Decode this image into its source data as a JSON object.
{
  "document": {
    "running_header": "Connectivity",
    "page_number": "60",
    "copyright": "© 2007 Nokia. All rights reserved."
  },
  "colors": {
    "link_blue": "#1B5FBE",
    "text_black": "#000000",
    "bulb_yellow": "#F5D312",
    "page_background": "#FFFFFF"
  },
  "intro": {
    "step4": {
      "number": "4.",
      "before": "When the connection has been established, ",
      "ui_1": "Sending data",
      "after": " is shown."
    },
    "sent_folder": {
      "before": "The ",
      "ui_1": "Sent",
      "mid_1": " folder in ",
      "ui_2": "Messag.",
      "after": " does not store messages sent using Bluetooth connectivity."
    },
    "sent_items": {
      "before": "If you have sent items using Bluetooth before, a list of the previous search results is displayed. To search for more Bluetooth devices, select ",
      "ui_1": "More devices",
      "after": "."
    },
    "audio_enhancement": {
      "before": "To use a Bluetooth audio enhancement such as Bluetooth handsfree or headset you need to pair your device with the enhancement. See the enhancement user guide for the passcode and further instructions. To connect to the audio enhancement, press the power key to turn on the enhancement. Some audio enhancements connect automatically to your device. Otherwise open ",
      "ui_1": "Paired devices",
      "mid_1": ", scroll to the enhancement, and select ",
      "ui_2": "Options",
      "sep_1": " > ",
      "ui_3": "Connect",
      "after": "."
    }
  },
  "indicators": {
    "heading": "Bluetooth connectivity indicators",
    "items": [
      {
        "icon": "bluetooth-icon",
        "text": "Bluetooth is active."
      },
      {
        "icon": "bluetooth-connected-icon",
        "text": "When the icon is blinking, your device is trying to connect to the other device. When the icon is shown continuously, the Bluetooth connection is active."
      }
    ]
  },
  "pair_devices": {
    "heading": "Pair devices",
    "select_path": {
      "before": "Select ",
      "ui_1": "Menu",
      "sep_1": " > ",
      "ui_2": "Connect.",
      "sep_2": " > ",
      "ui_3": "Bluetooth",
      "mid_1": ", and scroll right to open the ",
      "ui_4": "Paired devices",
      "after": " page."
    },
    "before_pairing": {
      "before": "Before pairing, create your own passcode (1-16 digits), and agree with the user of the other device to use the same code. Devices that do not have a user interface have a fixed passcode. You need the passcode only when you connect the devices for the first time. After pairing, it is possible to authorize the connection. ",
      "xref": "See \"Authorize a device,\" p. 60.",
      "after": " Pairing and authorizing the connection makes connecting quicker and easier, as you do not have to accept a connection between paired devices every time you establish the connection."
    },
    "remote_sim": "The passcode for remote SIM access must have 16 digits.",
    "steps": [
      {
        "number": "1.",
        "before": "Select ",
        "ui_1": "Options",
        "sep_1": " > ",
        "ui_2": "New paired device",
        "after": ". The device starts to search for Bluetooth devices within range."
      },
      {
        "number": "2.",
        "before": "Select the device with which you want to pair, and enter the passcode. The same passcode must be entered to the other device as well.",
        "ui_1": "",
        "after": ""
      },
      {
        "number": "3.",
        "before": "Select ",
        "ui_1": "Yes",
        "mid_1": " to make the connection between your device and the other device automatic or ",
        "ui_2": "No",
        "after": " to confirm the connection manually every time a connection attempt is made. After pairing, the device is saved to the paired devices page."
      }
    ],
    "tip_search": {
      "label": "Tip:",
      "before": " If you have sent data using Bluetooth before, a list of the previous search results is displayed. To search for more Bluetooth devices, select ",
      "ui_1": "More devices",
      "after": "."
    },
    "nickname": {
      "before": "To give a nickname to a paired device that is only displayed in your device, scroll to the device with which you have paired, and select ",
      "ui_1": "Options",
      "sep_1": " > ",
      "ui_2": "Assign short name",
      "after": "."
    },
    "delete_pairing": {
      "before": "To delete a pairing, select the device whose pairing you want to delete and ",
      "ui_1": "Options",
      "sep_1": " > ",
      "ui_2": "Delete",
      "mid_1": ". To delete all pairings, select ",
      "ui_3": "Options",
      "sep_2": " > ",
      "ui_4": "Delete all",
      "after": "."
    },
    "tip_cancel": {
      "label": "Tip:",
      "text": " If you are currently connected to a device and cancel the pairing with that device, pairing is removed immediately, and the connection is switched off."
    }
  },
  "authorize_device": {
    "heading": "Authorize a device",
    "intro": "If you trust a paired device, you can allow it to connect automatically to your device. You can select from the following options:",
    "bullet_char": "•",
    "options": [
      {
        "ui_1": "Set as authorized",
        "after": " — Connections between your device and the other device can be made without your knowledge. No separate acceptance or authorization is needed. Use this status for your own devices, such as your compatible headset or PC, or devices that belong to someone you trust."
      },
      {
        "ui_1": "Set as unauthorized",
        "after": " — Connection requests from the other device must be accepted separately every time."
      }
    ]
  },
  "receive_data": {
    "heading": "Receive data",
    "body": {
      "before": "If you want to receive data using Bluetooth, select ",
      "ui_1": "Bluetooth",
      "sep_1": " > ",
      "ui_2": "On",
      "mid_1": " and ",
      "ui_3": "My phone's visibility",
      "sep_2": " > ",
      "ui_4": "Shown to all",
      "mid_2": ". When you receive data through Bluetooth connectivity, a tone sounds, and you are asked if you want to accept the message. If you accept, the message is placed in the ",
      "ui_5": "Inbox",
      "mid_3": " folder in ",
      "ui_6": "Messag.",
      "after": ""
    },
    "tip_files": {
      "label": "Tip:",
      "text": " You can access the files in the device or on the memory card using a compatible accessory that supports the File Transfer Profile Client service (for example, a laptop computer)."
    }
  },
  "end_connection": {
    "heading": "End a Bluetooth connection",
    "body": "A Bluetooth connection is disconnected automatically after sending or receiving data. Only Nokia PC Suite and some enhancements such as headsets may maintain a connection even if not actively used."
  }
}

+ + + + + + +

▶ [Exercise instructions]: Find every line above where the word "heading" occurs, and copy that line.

▶ [Reply]:
    "heading": "Bluetooth connectivity indicators",
    "heading": "Pair devices",
    "heading": "Authorize a device",
    "heading": "Receive data",
    "heading": "End a Bluetooth connection",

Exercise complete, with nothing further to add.